http://www.familylaw.co.uk/system/uploads/attachments/0008/3993/uks…

 

The Access to Justice Act 1999 (Destination of Appeals) (Family Proceedings) Order 2014

http://www.familylaw.co.uk/system/uploads/attachments/0008/3991/uks…

Legal Aid And Advice, England And Wales The Civil Legal Aid (Procedure) (Amendment) Regulations 2014

http://www.legislation.gov.uk/uksi/2014/814/made

Her Majesty’s Chief Inspector of Education, Children’s Services and Skills (Fees and Frequency of Inspections) (Children’s Homes etc.) (Amendment) Regulations 2014

http://www.legislation.gov.uk/uksi/2014/670/contents/made

 

 

 

The Children and Families Act 2014 (Commencement No. 1) Order 2014

http://www.legislation.gov.uk/uksi/2014/793/made

The Marriage of Same Sex Couples (Use of Armed Forces’ Chapels) Regulations 2014

http://www.legislation.gov.uk/ukdsi/2014/9780111108710/contents

The Family Court (Composition and Distribution of Business) Rules 2014

http://www.legislation.gov.uk/uksi/2014/840/made

The Family Proceedings Fees (Amendment) Order 2014

 

The Family Court (Constitution of Committees: Family Panels) Rules 2014

 

The Crime and Courts Act 2013 (Family Court: Consequential Provision) (No.2) Order 2014

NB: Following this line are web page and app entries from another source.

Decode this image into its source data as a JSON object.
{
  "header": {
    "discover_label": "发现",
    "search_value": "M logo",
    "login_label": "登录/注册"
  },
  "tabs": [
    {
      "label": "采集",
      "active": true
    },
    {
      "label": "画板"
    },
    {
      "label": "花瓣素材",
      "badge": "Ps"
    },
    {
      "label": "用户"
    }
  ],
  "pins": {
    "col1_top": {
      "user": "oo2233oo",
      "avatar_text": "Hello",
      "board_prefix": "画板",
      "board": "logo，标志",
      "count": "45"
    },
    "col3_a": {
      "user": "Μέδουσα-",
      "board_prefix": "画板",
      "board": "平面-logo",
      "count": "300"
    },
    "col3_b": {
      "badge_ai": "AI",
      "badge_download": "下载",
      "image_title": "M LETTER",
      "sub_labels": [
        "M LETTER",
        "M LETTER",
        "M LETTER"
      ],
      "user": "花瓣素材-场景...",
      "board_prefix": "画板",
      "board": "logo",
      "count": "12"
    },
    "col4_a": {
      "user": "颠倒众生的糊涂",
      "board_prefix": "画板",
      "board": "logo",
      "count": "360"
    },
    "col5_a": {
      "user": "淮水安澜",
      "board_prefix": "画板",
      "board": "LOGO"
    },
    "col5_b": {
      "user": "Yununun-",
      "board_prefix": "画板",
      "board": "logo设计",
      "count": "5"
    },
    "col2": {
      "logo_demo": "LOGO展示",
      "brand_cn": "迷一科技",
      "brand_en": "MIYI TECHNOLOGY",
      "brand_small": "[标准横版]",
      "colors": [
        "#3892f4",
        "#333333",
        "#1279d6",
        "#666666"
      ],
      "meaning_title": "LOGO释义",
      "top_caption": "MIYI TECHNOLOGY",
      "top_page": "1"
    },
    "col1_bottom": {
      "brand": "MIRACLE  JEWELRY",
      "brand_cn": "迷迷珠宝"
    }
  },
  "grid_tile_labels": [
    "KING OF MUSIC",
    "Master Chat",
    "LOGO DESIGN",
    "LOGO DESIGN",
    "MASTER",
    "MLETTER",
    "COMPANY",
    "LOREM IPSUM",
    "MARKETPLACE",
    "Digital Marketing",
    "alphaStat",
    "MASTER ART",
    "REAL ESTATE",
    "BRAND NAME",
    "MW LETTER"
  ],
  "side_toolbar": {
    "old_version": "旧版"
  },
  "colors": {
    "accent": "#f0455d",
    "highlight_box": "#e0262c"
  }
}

http://www.legislation.gov.uk/uksi/2014/879/made

 

 

The Crime and Courts Act 2013 (Family Court: Transitional and Saving Provision) Order 2014

http://www.legislation.gov.uk/uksi/2014/956/made

The Crime and Courts Act 2013 (Commencement No. 10 and Transitional Provision) Order 2014

 

 

The Anti-social Behaviour, Crime and Policing Act 2014 (Commencement No. 2, Transitional and Transitory Provisions) Order 2014 (SI 2014/949)